[Data records for software interfaces]
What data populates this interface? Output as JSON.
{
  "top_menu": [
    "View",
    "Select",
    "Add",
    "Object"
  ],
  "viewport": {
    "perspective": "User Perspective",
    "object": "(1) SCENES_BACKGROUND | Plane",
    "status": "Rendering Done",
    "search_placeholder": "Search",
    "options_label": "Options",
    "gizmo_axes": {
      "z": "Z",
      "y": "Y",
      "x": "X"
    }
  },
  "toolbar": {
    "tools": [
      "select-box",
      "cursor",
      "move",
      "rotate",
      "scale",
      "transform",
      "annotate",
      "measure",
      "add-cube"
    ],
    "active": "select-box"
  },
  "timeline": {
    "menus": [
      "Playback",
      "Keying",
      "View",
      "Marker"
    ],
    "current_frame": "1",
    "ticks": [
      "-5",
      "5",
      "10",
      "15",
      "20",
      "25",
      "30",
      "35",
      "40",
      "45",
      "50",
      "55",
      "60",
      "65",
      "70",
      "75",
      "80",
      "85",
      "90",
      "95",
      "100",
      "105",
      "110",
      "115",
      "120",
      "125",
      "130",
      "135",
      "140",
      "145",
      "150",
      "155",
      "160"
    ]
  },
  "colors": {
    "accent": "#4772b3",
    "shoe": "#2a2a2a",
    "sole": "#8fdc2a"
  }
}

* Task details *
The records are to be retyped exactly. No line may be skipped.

* Answer space *
What data populates this interface? Output as JSON.
{
  "top_menu": [
    "View",
    "Select",
    "Add",
    "Object"
  ],
  "viewport": {
    "perspective": "User Perspective",
    "object": "(1) SCENES_BACKGROUND | Plane",
    "status": "Rendering Done",
    "search_placeholder": "Search",
    "options_label": "Options",
    "gizmo_axes": {
      "z": "Z",
      "y": "Y",
      "x": "X"
    }
  },
  "toolbar": {
    "tools": [
      "select-box",
      "cursor",
      "move",
      "rotate",
      "scale",
      "transform",
      "annotate",
      "measure",
      "add-cube"
    ],
    "active": "select-box"
  },
  "timeline": {
    "menus": [
      "Playback",
      "Keying",
      "View",
      "Marker"
    ],
    "current_frame": "1",
    "ticks": [
      "-5",
      "5",
      "10",
      "15",
      "20",
      "25",
      "30",
      "35",
      "40",
      "45",
      "50",
      "55",
      "60",
      "65",
      "70",
      "75",
      "80",
      "85",
      "90",
      "95",
      "100",
      "105",
      "110",
      "115",
      "120",
      "125",
      "130",
      "135",
      "140",
      "145",
      "150",
      "155",
      "160"
    ]
  },
  "colors": {
    "accent": "#4772b3",
    "shoe": "#2a2a2a",
    "sole": "#8fdc2a"
  }
}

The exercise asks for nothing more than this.